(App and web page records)
-- Opening Marker --

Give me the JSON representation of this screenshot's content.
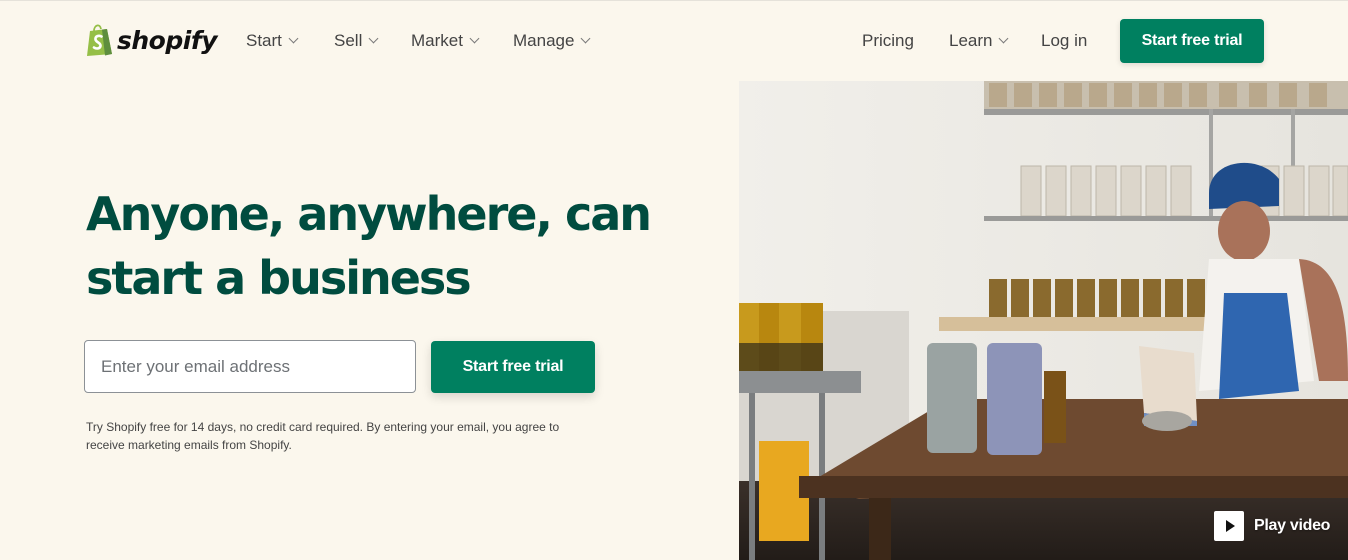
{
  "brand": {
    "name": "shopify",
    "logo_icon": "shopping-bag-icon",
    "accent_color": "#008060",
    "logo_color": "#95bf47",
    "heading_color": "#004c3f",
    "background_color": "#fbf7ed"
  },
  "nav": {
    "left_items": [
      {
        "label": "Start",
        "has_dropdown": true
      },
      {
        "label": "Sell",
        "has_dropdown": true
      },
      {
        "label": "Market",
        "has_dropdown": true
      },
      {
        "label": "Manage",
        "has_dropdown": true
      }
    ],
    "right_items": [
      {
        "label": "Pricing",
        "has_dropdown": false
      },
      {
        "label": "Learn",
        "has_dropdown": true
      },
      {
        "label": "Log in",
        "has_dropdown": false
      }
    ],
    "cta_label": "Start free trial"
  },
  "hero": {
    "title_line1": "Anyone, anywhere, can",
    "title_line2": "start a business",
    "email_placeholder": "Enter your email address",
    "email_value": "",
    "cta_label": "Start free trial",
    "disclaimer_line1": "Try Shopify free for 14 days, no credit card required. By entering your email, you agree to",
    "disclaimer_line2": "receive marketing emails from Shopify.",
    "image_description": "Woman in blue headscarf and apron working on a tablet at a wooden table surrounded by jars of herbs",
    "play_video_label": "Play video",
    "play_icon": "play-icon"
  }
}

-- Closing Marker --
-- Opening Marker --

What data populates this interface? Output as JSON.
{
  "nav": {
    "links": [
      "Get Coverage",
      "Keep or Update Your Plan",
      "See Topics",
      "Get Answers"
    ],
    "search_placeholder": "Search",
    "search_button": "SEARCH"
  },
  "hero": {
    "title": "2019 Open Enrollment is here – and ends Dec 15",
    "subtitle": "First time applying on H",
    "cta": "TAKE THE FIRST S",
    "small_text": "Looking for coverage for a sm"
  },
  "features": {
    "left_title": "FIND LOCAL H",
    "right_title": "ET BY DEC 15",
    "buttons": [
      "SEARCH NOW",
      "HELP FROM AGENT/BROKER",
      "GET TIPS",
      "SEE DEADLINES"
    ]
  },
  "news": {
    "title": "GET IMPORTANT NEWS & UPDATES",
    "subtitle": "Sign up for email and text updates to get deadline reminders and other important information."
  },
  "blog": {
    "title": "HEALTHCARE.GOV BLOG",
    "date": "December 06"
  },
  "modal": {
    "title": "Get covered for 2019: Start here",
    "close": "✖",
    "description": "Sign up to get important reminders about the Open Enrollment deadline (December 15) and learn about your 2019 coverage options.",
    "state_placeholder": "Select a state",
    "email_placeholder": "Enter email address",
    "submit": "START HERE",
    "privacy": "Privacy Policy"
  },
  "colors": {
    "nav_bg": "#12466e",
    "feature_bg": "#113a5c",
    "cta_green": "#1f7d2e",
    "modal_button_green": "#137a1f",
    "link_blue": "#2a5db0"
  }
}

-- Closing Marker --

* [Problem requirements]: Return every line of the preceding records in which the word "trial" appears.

* [Answer for this exercise]:
    "cta_label": "Start free trial"
    "cta_label": "Start free trial",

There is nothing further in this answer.